Mark Christian Bartlett was sentenced to 10 months' home detention, for two male assaults female charges and one of attempting to pervert the course of justice, when he appeared in the Whanganui District Court.
On October 19, 2016, Bartlett grabbed his pregnant partner by the throat, hit her against the wall, threw her on a bed, pinned her down and hit her on the mouth, which left her bleeding.
In May 2017, Bartlett pleaded guilty to all charges.
Judge Crayton said Bartlett had completed everything that was required of him from the sentence indication.
"You have completed a 12 week programme that does not allow you to hide from your offences but makes you confront the very destructive nature of your family violence," Judge Crayton said.
The victim impact statement worked in favour of Bartlett.
Judge Crayton said the victim does not wish for the offender to be sent to prison because she acknowledges the work he has done.
"You have obtained employment and have the support of your employer, your family and the vicitm....it seems you have taken significant steps for someone like yourself who has a poor history of family violence," Judge Crayton said.
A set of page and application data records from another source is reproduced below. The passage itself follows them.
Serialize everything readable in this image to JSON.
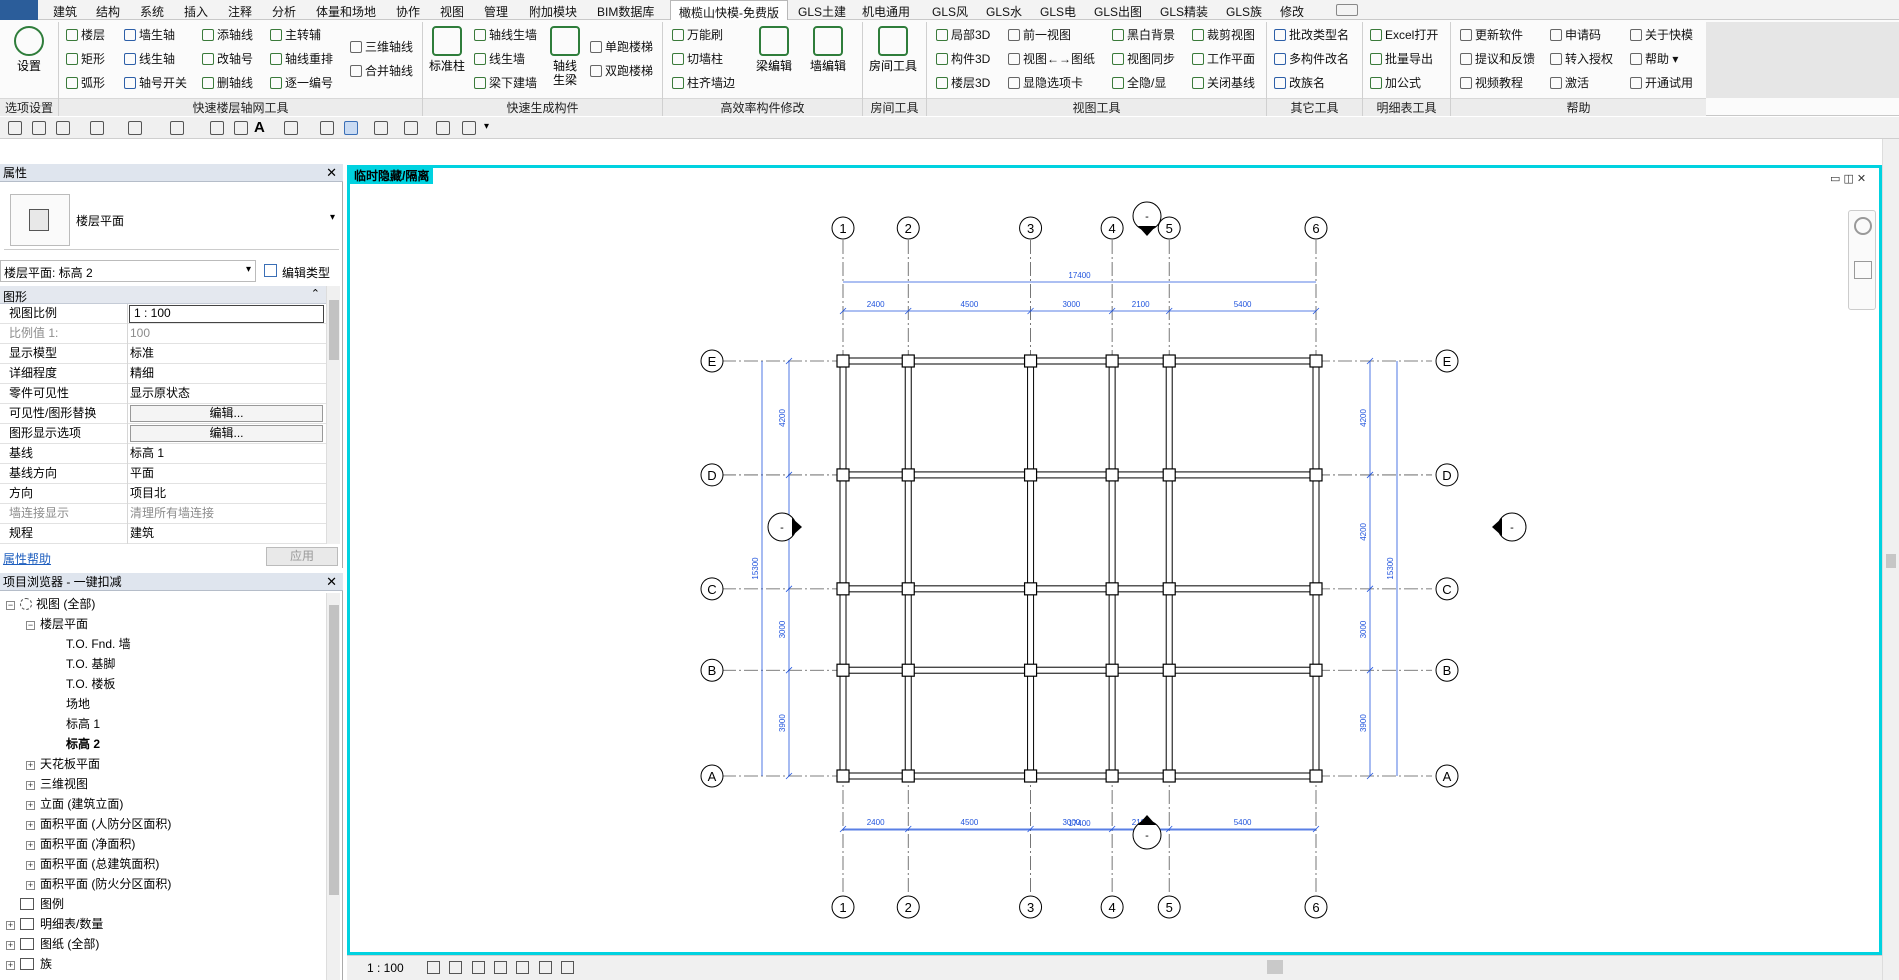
{
  "ribbon_tabs": [
    {
      "label": "建筑"
    },
    {
      "label": "结构"
    },
    {
      "label": "系统"
    },
    {
      "label": "插入"
    },
    {
      "label": "注释"
    },
    {
      "label": "分析"
    },
    {
      "label": "体量和场地"
    },
    {
      "label": "协作"
    },
    {
      "label": "视图"
    },
    {
      "label": "管理"
    },
    {
      "label": "附加模块"
    },
    {
      "label": "BIM数据库"
    },
    {
      "label": "橄榄山快模-免费版"
    },
    {
      "label": "GLS土建"
    },
    {
      "label": "机电通用"
    },
    {
      "label": "GLS风"
    },
    {
      "label": "GLS水"
    },
    {
      "label": "GLS电"
    },
    {
      "label": "GLS出图"
    },
    {
      "label": "GLS精装"
    },
    {
      "label": "GLS族"
    },
    {
      "label": "修改"
    }
  ],
  "ribbon": {
    "settings": "设置",
    "grid_a": [
      "楼层",
      "矩形",
      "弧形"
    ],
    "grid_b": [
      "墙生轴",
      "线生轴",
      "轴号开关"
    ],
    "grid_c": [
      "添轴线",
      "改轴号",
      "删轴线"
    ],
    "grid_d": [
      "主转辅",
      "轴线重排",
      "逐一编号"
    ],
    "grid_e": [
      "三维轴线",
      "合并轴线"
    ],
    "col_big": "标准柱",
    "comp_a": [
      "轴线生墙",
      "线生墙",
      "梁下建墙"
    ],
    "comp_big": "轴线生梁",
    "comp_c": [
      "单跑楼梯",
      "双跑楼梯"
    ],
    "eff_a": [
      "万能刷",
      "切墙柱",
      "柱齐墙边"
    ],
    "beam_edit": "梁编辑",
    "wall_edit": "墙编辑",
    "room_tool": "房间工具",
    "view_a": [
      "局部3D",
      "构件3D",
      "楼层3D"
    ],
    "view_b": [
      "前一视图",
      "视图←→图纸",
      "显隐选项卡"
    ],
    "view_c": [
      "黑白背景",
      "视图同步",
      "全隐/显"
    ],
    "view_d": [
      "裁剪视图",
      "工作平面",
      "关闭基线"
    ],
    "other": [
      "批改类型名",
      "多构件改名",
      "改族名"
    ],
    "sched": [
      "Excel打开",
      "批量导出",
      "加公式"
    ],
    "help_a": [
      "更新软件",
      "提议和反馈",
      "视频教程"
    ],
    "help_b": [
      "申请码",
      "转入授权",
      "激活"
    ],
    "help_c": [
      "关于快模",
      "帮助 ▾",
      "开通试用"
    ],
    "panels": [
      "选项设置",
      "快速楼层轴网工具",
      "快速生成构件",
      "高效率构件修改",
      "房间工具",
      "视图工具",
      "其它工具",
      "明细表工具",
      "帮助"
    ]
  },
  "properties": {
    "title": "属性",
    "type_name": "楼层平面",
    "instance_label": "楼层平面: 标高 2",
    "edit_type": "编辑类型",
    "section": "图形",
    "rows": [
      {
        "k": "视图比例",
        "v": "1 : 100"
      },
      {
        "k": "比例值 1:",
        "v": "100"
      },
      {
        "k": "显示模型",
        "v": "标准"
      },
      {
        "k": "详细程度",
        "v": "精细"
      },
      {
        "k": "零件可见性",
        "v": "显示原状态"
      },
      {
        "k": "可见性/图形替换",
        "v": "编辑..."
      },
      {
        "k": "图形显示选项",
        "v": "编辑..."
      },
      {
        "k": "基线",
        "v": "标高 1"
      },
      {
        "k": "基线方向",
        "v": "平面"
      },
      {
        "k": "方向",
        "v": "项目北"
      },
      {
        "k": "墙连接显示",
        "v": "清理所有墙连接"
      },
      {
        "k": "规程",
        "v": "建筑"
      }
    ],
    "help_link": "属性帮助",
    "apply": "应用"
  },
  "browser": {
    "title": "项目浏览器 - 一键扣减",
    "nodes": [
      {
        "label": "视图 (全部)"
      },
      {
        "label": "楼层平面"
      },
      {
        "label": "T.O. Fnd. 墙"
      },
      {
        "label": "T.O. 基脚"
      },
      {
        "label": "T.O. 楼板"
      },
      {
        "label": "场地"
      },
      {
        "label": "标高 1"
      },
      {
        "label": "标高 2"
      },
      {
        "label": "天花板平面"
      },
      {
        "label": "三维视图"
      },
      {
        "label": "立面 (建筑立面)"
      },
      {
        "label": "面积平面 (人防分区面积)"
      },
      {
        "label": "面积平面 (净面积)"
      },
      {
        "label": "面积平面 (总建筑面积)"
      },
      {
        "label": "面积平面 (防火分区面积)"
      },
      {
        "label": "图例"
      },
      {
        "label": "明细表/数量"
      },
      {
        "label": "图纸 (全部)"
      },
      {
        "label": "族"
      }
    ]
  },
  "view": {
    "label": "临时隐藏/隔离",
    "scale": "1 : 100",
    "grid_x_labels": [
      "1",
      "2",
      "3",
      "4",
      "5",
      "6"
    ],
    "grid_x_spacing": [
      2400,
      4500,
      3000,
      2100,
      5400
    ],
    "grid_x_spacing_text": [
      "2400",
      "4500",
      "3000",
      "2100",
      "5400"
    ],
    "grid_x_total": "17400",
    "grid_y_labels": [
      "A",
      "B",
      "C",
      "D",
      "E"
    ],
    "grid_y_spacing": [
      3900,
      3000,
      4200,
      4200
    ],
    "grid_y_spacing_text": [
      "3900",
      "3000",
      "4200",
      "4200"
    ],
    "grid_y_total": "15300",
    "elev_mark": "-"
  },
  "colors": {
    "accent": "#00d2e0",
    "dimension": "#2255dd"
  }
}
Between October 19 and 26, Bartlett sent the victim text messages trying to get her to retract the statement.
Crown Prosecutor, Megan Jaquiery, said Bartlett's attempt to get the victim to retract her statements nearly worked.
"His victim did send a letter to police asking to have it removed."
Ms Jaquiery said the Crown's concern was for the victim's protection.
"The Crown has no option but to oppose home detention," Ms Jaquiery said.
Defence lawyer, Anna Brosnahan, said a prison sentence would stop Bartlett in his tracks.
Judge Crayton said imprisonment would take him out of the circulation, cost him his employment and it would not prevent him from contacting the complainant and the same issues would arise.
The pre-sentence report suggested a medium risk of reoffending and signalled some risk of harm to the community.
Judge Crayton told Bartlett he should take the home detention sentence as an opportunity.
"There will be no slippage permitted. If you come back before the court for offending which involves family violence or threat of family violence you will go to prison."
Judge Crayton said it is by the slimmest of margins Bartlett was granted this opportunity and there were a number of conditions.
"If you do not comply with the expectations of probation, I anticipate you will be breached immediately."